TASK DESCRIPTION
The lines to copy are those holding the string "updated" in the entries below.

RECORDS TO PROCESS

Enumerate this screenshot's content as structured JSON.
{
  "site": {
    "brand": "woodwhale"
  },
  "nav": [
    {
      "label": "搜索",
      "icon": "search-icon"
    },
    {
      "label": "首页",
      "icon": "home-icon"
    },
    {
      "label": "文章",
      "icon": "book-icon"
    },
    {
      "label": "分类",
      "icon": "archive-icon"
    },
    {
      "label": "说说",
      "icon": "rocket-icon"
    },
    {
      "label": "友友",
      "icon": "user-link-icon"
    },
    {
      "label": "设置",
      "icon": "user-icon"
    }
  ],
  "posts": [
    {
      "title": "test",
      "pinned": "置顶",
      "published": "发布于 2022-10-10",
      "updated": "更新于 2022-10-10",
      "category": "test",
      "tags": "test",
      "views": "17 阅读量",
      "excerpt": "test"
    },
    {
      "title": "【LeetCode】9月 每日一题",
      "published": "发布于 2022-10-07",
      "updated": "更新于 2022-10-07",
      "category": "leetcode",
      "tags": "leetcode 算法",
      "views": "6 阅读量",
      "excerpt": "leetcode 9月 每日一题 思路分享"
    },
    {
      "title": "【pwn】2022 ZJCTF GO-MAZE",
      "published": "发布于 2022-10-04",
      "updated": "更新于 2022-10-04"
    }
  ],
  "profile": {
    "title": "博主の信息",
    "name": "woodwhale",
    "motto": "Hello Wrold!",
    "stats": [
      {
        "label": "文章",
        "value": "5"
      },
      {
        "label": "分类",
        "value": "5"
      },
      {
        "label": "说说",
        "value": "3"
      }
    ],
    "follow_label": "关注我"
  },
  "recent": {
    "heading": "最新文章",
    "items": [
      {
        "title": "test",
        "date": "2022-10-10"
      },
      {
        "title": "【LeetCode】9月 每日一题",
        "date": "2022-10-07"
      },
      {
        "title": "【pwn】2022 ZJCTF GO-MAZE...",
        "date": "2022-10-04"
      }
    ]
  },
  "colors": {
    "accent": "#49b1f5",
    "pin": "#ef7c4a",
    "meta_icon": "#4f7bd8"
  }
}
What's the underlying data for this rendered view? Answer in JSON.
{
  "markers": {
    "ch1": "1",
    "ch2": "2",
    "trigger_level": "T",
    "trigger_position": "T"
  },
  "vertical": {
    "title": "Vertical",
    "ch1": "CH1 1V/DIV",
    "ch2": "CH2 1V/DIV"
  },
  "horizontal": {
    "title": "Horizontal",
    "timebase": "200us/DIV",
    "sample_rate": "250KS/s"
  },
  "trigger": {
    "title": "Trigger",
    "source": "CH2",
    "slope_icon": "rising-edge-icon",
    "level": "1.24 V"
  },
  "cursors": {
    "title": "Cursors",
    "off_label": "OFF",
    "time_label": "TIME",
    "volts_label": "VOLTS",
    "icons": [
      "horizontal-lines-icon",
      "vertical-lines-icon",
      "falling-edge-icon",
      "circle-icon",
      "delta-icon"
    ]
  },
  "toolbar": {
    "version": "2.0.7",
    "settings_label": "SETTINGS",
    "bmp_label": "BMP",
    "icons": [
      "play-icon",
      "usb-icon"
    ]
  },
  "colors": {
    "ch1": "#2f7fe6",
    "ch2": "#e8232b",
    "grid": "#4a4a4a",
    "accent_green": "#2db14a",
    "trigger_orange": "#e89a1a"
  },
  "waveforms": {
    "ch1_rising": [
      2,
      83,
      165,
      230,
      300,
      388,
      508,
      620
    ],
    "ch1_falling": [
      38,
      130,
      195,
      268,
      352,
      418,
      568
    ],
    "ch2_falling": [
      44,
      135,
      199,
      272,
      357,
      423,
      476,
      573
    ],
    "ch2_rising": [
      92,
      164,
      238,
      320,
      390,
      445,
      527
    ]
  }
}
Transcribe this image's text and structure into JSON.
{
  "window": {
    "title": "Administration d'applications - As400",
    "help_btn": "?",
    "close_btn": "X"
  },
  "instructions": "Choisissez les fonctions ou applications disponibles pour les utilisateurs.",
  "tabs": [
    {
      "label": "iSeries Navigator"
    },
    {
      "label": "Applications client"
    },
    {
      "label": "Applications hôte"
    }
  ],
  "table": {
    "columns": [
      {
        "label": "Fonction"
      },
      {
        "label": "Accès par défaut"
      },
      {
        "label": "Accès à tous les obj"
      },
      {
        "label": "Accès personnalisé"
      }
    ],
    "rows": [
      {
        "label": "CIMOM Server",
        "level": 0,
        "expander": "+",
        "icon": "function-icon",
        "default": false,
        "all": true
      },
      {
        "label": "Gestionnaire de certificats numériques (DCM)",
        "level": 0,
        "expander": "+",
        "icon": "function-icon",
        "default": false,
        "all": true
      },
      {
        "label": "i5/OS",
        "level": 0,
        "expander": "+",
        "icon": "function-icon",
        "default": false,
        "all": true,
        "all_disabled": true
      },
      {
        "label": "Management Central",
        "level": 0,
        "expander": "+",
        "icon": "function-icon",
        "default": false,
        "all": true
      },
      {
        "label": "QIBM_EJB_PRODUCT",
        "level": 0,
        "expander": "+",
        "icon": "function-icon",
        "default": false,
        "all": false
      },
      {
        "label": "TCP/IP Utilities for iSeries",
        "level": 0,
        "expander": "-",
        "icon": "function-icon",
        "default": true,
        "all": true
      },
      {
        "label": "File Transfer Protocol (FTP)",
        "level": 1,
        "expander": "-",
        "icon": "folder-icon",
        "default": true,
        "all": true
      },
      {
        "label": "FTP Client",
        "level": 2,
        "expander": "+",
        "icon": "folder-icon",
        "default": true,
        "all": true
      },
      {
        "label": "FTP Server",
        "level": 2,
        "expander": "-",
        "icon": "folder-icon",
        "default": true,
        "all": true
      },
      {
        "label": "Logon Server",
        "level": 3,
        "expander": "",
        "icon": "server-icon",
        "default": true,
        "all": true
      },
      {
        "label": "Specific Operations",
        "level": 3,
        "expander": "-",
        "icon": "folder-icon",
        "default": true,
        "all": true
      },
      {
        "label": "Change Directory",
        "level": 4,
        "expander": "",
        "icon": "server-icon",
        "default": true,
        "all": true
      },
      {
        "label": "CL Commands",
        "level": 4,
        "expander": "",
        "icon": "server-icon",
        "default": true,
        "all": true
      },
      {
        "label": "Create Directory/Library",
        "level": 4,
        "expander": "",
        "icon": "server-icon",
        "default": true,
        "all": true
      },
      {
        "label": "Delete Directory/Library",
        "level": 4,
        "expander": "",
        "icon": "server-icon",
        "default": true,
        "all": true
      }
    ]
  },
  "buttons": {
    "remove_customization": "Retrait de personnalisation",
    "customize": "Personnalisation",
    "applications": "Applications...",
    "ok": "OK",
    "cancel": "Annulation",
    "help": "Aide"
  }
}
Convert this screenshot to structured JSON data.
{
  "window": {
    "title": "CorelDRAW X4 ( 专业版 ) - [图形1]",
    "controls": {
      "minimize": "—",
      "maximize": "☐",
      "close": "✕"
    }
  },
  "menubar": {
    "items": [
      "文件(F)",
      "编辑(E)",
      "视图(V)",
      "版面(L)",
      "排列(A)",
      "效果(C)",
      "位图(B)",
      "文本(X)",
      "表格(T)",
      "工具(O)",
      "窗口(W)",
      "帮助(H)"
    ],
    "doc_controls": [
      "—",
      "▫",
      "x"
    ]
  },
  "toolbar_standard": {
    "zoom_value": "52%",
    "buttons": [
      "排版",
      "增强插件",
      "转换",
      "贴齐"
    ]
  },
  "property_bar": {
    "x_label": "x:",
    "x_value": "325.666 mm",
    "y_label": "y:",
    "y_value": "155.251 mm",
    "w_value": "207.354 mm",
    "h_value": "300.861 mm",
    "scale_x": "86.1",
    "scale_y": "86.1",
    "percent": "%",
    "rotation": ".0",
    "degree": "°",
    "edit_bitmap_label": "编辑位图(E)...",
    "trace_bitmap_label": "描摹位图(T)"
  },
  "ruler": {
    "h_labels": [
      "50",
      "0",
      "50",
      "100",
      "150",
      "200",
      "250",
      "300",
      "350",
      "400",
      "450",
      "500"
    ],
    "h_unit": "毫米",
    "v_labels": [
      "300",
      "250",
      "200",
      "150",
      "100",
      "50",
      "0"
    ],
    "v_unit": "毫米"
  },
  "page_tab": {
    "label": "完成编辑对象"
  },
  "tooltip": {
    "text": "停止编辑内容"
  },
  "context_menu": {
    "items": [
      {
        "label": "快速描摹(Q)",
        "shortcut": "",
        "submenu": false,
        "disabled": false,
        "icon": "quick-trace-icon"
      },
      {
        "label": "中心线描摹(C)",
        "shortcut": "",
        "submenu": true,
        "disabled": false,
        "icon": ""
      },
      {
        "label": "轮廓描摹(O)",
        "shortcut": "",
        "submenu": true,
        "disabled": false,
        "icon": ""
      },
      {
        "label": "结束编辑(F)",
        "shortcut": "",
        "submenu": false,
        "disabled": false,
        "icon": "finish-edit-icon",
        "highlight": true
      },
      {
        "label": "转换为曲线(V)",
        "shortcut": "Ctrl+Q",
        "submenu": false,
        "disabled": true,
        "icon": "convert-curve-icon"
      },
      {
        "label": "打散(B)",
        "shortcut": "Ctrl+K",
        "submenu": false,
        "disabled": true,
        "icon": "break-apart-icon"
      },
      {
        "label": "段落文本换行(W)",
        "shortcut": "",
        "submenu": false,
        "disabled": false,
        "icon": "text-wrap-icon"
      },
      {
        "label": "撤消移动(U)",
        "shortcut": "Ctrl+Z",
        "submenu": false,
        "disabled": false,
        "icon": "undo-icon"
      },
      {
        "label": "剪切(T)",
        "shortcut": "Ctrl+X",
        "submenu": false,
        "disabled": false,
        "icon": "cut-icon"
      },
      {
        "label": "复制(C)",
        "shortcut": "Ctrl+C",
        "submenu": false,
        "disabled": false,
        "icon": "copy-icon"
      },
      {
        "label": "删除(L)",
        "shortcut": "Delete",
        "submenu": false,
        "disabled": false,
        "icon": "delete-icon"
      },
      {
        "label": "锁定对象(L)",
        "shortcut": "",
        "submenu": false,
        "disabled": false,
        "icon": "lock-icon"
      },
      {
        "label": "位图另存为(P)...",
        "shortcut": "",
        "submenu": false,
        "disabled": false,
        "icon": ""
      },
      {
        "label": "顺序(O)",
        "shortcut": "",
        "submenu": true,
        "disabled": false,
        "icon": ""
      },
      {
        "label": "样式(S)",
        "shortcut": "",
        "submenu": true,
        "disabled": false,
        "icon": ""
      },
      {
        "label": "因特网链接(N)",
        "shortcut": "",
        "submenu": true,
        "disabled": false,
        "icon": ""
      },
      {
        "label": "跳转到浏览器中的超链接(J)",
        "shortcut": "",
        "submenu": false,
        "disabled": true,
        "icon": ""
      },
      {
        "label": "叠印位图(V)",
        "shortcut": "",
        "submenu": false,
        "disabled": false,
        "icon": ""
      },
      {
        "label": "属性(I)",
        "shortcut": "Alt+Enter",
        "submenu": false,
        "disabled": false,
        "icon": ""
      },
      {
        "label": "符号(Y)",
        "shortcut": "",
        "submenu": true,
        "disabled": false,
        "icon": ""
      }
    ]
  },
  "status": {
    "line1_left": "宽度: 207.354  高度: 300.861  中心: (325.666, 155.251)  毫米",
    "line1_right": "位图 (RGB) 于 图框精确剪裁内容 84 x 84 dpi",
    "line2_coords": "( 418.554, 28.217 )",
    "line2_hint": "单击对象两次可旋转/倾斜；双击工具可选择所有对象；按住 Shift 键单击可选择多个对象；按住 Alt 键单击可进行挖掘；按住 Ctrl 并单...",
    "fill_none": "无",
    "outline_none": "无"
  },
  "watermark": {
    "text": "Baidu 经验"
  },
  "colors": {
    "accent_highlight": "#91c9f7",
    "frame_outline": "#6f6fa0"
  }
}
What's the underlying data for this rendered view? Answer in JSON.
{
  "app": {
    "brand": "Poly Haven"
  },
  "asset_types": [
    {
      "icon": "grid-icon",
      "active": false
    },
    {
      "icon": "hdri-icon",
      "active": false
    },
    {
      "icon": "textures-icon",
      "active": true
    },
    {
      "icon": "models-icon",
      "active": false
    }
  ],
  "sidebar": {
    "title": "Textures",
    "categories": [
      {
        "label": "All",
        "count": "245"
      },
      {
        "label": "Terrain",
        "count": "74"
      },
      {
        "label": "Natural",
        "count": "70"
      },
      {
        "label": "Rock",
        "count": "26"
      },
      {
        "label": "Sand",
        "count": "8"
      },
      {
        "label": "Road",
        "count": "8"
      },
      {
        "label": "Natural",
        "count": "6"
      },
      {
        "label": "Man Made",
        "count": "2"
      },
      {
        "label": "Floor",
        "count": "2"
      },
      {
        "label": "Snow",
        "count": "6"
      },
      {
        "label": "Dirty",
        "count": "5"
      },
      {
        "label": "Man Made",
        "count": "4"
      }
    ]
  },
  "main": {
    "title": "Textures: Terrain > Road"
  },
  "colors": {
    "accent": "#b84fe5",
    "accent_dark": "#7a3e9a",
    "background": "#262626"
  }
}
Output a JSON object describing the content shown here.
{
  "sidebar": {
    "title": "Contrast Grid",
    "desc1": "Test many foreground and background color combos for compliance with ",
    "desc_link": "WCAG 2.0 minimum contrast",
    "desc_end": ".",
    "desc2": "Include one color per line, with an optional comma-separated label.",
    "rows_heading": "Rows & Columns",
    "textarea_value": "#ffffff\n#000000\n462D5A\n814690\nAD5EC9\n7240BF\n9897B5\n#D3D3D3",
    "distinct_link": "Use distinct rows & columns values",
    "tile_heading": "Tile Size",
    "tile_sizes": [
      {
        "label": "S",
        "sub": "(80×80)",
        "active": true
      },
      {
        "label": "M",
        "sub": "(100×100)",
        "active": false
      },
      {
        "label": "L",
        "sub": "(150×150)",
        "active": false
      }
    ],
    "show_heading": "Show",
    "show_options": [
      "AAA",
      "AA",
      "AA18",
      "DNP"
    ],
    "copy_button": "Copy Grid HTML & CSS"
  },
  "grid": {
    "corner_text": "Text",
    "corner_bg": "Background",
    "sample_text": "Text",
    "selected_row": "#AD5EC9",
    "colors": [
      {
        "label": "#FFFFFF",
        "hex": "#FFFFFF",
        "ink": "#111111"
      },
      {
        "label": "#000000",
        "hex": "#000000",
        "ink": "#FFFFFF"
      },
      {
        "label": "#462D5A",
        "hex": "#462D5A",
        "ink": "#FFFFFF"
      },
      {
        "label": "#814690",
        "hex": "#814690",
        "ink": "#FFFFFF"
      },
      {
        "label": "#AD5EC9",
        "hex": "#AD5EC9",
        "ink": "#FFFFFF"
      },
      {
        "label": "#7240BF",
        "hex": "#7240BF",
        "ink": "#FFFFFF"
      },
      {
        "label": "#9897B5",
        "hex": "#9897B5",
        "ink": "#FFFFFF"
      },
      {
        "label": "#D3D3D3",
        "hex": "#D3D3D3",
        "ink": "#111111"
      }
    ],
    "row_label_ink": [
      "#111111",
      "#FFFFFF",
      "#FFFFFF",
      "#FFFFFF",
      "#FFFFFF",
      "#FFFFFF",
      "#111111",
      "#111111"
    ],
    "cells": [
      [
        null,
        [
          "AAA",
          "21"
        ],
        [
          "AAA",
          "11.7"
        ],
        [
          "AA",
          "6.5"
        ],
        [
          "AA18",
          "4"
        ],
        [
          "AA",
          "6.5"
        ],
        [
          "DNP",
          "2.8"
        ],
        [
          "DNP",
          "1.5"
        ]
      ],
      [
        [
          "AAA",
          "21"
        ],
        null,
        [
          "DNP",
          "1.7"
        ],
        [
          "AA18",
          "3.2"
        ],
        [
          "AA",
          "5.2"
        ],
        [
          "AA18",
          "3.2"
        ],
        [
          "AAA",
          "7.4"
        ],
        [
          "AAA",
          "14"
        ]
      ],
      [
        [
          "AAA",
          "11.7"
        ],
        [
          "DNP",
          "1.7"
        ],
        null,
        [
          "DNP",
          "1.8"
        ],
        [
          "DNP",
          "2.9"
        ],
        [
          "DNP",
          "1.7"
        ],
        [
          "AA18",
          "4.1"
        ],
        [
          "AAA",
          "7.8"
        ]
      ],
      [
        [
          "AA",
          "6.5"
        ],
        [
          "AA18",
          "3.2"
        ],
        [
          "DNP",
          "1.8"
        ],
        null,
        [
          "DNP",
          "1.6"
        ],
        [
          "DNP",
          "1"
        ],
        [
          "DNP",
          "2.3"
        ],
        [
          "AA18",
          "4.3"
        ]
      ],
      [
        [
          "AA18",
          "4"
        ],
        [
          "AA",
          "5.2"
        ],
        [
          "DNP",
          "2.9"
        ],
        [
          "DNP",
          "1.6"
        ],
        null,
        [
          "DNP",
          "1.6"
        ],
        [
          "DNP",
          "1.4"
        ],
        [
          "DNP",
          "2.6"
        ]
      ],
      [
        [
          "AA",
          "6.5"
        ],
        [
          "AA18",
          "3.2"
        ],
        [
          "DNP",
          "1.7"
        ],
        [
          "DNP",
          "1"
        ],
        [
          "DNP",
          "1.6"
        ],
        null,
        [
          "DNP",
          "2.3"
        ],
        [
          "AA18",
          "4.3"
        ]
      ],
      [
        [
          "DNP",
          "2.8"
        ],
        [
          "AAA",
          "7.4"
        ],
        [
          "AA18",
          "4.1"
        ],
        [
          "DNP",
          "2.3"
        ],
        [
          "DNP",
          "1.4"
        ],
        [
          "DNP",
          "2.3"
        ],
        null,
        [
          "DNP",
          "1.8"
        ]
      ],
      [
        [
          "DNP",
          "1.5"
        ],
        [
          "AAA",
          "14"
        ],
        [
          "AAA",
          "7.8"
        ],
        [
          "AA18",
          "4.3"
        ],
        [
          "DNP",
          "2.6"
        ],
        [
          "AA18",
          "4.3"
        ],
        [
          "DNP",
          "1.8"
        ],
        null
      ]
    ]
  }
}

RESPONSE FOR THIS EXERCISE
      "updated": "更新于 2022-10-10",
      "updated": "更新于 2022-10-07",
      "updated": "更新于 2022-10-04"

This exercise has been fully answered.